• **WHAT YOU SHOULD DO**
Without adding or dropping anything, copy the entries below.

• **RECORD SET**
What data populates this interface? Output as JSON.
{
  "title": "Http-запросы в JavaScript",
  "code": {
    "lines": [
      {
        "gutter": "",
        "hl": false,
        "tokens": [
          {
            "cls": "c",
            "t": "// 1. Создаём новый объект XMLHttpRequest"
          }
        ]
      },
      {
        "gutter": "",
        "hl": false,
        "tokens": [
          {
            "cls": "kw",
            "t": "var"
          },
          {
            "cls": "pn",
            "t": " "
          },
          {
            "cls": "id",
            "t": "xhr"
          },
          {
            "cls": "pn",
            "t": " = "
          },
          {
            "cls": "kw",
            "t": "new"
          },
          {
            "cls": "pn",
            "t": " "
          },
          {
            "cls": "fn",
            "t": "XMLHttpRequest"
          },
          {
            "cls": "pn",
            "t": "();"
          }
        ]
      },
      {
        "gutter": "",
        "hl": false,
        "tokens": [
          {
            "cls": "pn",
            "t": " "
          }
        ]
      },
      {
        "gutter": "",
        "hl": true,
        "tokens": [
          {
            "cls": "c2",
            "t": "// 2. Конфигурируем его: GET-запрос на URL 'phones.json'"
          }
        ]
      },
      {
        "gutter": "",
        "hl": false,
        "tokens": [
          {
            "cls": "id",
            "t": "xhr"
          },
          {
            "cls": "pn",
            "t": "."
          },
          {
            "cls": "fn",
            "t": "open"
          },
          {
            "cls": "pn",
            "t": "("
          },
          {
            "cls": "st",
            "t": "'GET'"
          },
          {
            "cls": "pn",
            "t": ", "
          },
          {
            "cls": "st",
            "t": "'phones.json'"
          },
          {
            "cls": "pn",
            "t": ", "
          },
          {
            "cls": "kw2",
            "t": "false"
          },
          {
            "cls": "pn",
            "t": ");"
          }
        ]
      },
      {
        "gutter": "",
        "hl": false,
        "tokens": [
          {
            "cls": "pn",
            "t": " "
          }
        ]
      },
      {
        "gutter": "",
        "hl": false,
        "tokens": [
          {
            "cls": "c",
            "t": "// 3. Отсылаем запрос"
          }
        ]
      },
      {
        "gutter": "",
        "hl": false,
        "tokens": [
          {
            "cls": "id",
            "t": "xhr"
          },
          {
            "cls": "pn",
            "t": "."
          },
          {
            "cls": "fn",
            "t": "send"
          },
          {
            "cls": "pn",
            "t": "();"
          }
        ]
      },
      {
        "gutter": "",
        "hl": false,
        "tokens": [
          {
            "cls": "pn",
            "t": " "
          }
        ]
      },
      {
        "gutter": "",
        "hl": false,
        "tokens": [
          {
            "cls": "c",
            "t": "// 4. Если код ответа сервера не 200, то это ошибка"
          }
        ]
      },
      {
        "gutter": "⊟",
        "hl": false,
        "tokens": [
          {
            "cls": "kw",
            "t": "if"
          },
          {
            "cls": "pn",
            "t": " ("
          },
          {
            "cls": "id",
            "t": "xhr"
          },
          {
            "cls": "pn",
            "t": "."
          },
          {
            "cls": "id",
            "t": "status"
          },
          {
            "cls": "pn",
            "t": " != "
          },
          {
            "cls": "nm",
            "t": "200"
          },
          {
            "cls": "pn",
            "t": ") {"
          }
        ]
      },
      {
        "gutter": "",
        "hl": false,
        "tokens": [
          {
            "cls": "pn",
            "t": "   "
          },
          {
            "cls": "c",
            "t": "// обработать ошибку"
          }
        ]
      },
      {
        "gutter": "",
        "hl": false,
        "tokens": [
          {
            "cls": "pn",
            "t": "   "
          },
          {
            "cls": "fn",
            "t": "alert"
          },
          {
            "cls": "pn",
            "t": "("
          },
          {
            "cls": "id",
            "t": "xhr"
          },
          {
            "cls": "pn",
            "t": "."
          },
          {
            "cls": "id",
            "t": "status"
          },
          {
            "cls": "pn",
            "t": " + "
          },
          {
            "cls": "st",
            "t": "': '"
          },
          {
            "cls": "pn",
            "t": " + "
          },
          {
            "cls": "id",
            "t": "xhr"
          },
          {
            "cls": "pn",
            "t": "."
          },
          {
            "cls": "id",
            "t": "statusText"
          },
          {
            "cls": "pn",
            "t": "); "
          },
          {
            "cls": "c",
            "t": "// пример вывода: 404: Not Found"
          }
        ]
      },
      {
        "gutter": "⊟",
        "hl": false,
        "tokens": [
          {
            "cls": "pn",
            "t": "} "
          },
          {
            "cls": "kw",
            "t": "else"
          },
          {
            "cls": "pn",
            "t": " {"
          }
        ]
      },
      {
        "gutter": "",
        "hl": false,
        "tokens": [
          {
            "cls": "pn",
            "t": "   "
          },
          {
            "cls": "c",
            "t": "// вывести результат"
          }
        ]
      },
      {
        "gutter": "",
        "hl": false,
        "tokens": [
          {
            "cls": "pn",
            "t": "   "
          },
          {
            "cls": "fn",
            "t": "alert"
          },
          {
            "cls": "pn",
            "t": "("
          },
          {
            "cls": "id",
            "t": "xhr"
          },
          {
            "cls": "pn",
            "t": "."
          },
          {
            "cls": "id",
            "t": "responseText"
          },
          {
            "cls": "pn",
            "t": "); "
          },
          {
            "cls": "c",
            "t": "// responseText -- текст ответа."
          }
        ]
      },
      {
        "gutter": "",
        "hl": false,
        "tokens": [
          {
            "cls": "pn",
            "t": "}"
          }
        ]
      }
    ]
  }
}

• **RESPONSE FOR THIS EXERCISE**
What data populates this interface? Output as JSON.
{
  "title": "Http-запросы в JavaScript",
  "code": {
    "lines": [
      {
        "gutter": "",
        "hl": false,
        "tokens": [
          {
            "cls": "c",
            "t": "// 1. Создаём новый объект XMLHttpRequest"
          }
        ]
      },
      {
        "gutter": "",
        "hl": false,
        "tokens": [
          {
            "cls": "kw",
            "t": "var"
          },
          {
            "cls": "pn",
            "t": " "
          },
          {
            "cls": "id",
            "t": "xhr"
          },
          {
            "cls": "pn",
            "t": " = "
          },
          {
            "cls": "kw",
            "t": "new"
          },
          {
            "cls": "pn",
            "t": " "
          },
          {
            "cls": "fn",
            "t": "XMLHttpRequest"
          },
          {
            "cls": "pn",
            "t": "();"
          }
        ]
      },
      {
        "gutter": "",
        "hl": false,
        "tokens": [
          {
            "cls": "pn",
            "t": " "
          }
        ]
      },
      {
        "gutter": "",
        "hl": true,
        "tokens": [
          {
            "cls": "c2",
            "t": "// 2. Конфигурируем его: GET-запрос на URL 'phones.json'"
          }
        ]
      },
      {
        "gutter": "",
        "hl": false,
        "tokens": [
          {
            "cls": "id",
            "t": "xhr"
          },
          {
            "cls": "pn",
            "t": "."
          },
          {
            "cls": "fn",
            "t": "open"
          },
          {
            "cls": "pn",
            "t": "("
          },
          {
            "cls": "st",
            "t": "'GET'"
          },
          {
            "cls": "pn",
            "t": ", "
          },
          {
            "cls": "st",
            "t": "'phones.json'"
          },
          {
            "cls": "pn",
            "t": ", "
          },
          {
            "cls": "kw2",
            "t": "false"
          },
          {
            "cls": "pn",
            "t": ");"
          }
        ]
      },
      {
        "gutter": "",
        "hl": false,
        "tokens": [
          {
            "cls": "pn",
            "t": " "
          }
        ]
      },
      {
        "gutter": "",
        "hl": false,
        "tokens": [
          {
            "cls": "c",
            "t": "// 3. Отсылаем запрос"
          }
        ]
      },
      {
        "gutter": "",
        "hl": false,
        "tokens": [
          {
            "cls": "id",
            "t": "xhr"
          },
          {
            "cls": "pn",
            "t": "."
          },
          {
            "cls": "fn",
            "t": "send"
          },
          {
            "cls": "pn",
            "t": "();"
          }
        ]
      },
      {
        "gutter": "",
        "hl": false,
        "tokens": [
          {
            "cls": "pn",
            "t": " "
          }
        ]
      },
      {
        "gutter": "",
        "hl": false,
        "tokens": [
          {
            "cls": "c",
            "t": "// 4. Если код ответа сервера не 200, то это ошибка"
          }
        ]
      },
      {
        "gutter": "⊟",
        "hl": false,
        "tokens": [
          {
            "cls": "kw",
            "t": "if"
          },
          {
            "cls": "pn",
            "t": " ("
          },
          {
            "cls": "id",
            "t": "xhr"
          },
          {
            "cls": "pn",
            "t": "."
          },
          {
            "cls": "id",
            "t": "status"
          },
          {
            "cls": "pn",
            "t": " != "
          },
          {
            "cls": "nm",
            "t": "200"
          },
          {
            "cls": "pn",
            "t": ") {"
          }
        ]
      },
      {
        "gutter": "",
        "hl": false,
        "tokens": [
          {
            "cls": "pn",
            "t": "   "
          },
          {
            "cls": "c",
            "t": "// обработать ошибку"
          }
        ]
      },
      {
        "gutter": "",
        "hl": false,
        "tokens": [
          {
            "cls": "pn",
            "t": "   "
          },
          {
            "cls": "fn",
            "t": "alert"
          },
          {
            "cls": "pn",
            "t": "("
          },
          {
            "cls": "id",
            "t": "xhr"
          },
          {
            "cls": "pn",
            "t": "."
          },
          {
            "cls": "id",
            "t": "status"
          },
          {
            "cls": "pn",
            "t": " + "
          },
          {
            "cls": "st",
            "t": "': '"
          },
          {
            "cls": "pn",
            "t": " + "
          },
          {
            "cls": "id",
            "t": "xhr"
          },
          {
            "cls": "pn",
            "t": "."
          },
          {
            "cls": "id",
            "t": "statusText"
          },
          {
            "cls": "pn",
            "t": "); "
          },
          {
            "cls": "c",
            "t": "// пример вывода: 404: Not Found"
          }
        ]
      },
      {
        "gutter": "⊟",
        "hl": false,
        "tokens": [
          {
            "cls": "pn",
            "t": "} "
          },
          {
            "cls": "kw",
            "t": "else"
          },
          {
            "cls": "pn",
            "t": " {"
          }
        ]
      },
      {
        "gutter": "",
        "hl": false,
        "tokens": [
          {
            "cls": "pn",
            "t": "   "
          },
          {
            "cls": "c",
            "t": "// вывести результат"
          }
        ]
      },
      {
        "gutter": "",
        "hl": false,
        "tokens": [
          {
            "cls": "pn",
            "t": "   "
          },
          {
            "cls": "fn",
            "t": "alert"
          },
          {
            "cls": "pn",
            "t": "("
          },
          {
            "cls": "id",
            "t": "xhr"
          },
          {
            "cls": "pn",
            "t": "."
          },
          {
            "cls": "id",
            "t": "responseText"
          },
          {
            "cls": "pn",
            "t": "); "
          },
          {
            "cls": "c",
            "t": "// responseText -- текст ответа."
          }
        ]
      },
      {
        "gutter": "",
        "hl": false,
        "tokens": [
          {
            "cls": "pn",
            "t": "}"
          }
        ]
      }
    ]
  }
}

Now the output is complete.